Other seven-figure sums paid for pocket watches include $5m (£3.9m) apiece for two Calibre 89s produced by Patek Philippe to mark its 150th anniversary in 1989, $4.6m (£3.59) for an 1814 creation by the celebrated Abraham-Louis Breguet (widely regarded as the greatest of all makers) and $2.5m (£1.59) for a one-off, minute repeating model by Philippe Dufour, whose contemporary wrist watches are currently among the most collectable of all. And, as with wristwatches, a touch of celebrity ownership goes a long way in the pocket watch world.

A Vacheron Constantin originally owned by King Fuad 1 of Egypt drew $2.7m (£2.11m) at specialist auction house Antiquorum back in 2005 and an unassuming Zenith model that once belonged to Mahatma Gandhi realised more than $2m (£1.56m) in 2009 – although it was sold with a pair of his old sandals, a rice bowl and his signature, round-frame spectacles.

Farouk Pocket Watch by Vacheron Constantin, 1946

The true beauty of pocket watch collecting, however, is that it’s not necessary to have a seven-figure sum in order to ‘get into it;’. In fact, you don’t even need a six, five, or four-figure sum, because interesting pocket watches in working order can be had for a few hundred pounds.

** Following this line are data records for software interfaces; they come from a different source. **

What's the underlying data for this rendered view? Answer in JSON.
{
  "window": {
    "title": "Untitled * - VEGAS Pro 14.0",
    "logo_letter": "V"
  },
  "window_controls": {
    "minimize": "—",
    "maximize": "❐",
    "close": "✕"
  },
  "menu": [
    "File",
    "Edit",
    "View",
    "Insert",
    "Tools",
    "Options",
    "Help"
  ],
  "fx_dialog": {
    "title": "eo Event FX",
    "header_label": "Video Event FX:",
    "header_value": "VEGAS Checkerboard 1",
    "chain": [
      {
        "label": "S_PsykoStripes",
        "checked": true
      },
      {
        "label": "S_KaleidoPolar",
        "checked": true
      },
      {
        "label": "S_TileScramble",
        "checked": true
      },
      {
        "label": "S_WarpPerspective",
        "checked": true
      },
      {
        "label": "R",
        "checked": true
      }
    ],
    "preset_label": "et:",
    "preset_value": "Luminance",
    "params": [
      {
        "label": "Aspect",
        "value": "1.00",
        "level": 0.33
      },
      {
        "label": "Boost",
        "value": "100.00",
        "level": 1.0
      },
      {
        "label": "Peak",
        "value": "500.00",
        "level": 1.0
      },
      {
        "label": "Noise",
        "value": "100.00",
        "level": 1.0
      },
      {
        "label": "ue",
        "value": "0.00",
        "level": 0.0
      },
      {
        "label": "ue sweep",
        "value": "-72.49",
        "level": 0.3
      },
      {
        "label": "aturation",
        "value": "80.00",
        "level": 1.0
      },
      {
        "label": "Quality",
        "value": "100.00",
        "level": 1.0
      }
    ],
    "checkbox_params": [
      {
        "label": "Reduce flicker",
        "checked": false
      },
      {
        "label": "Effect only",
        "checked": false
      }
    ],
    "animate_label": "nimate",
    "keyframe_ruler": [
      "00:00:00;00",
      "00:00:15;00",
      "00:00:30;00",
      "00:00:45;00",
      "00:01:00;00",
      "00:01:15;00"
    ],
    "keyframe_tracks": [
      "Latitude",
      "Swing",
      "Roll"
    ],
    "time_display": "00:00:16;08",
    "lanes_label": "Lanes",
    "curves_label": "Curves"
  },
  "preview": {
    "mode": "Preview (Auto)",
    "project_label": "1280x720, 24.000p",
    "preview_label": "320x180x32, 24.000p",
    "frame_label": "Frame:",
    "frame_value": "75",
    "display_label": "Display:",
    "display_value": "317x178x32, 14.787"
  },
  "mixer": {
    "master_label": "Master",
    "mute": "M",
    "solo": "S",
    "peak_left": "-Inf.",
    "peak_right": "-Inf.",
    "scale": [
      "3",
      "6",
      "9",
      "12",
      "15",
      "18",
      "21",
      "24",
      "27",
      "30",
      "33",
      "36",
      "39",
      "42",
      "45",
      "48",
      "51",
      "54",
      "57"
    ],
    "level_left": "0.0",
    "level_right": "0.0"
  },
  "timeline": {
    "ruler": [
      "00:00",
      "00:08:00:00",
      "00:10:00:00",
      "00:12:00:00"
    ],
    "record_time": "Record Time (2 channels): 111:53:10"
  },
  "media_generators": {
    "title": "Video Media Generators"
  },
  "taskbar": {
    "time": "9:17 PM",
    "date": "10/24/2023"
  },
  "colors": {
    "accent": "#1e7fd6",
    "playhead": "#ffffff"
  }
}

The value-for-money aspect is of obvious appeal, not least because it makes dial names such as Patek Philippe, Vacheron Constantin, Audemars Piguet and Jaeger-LeCoultre attainable at far less cost than wristwatches from the same makers.
Vacheron Constantin Pocket watch, courtesy of Somlo

And the variety of pocket watches available is vast. From simple, three-hand, sealed-case models to half-hunters (in which a metal cover protects the crystal) to full hunters (hinged fronts and backs) and from watches with beautifully enamelled cases to others with hugely complicated movements, the scope is extensive.

Henri Grandjean pocket watch with 18ct multi-coloured gold hunter case, 1880s
Courtesy of Somlo

There are automaton pocket watches, too, some with unexpected erotic scenes, and others made for export to Japan and China which sometimes, especially in the case of those made by Bovet, appear in pairs with mirror-image decoration.

Other benefits of pocket watches is their large size compared with their wrist-borne counterparts. This can make them more interesting to look at, enables a greater number of complications to be included within them and makes them easier to repair, service and maintain.

And for the older owner whose eyesight is perhaps not what it was, the great thing about a pocket watch is that it can be far easier to make out what time it is.
But that’s only relevant when a pocket watch is put to daily use. Which is can usually be taken as an affectation – not an unequivocal sign that the days of concealing a timepiece about one’s person rather than on one’s wrist are actually ‘back’...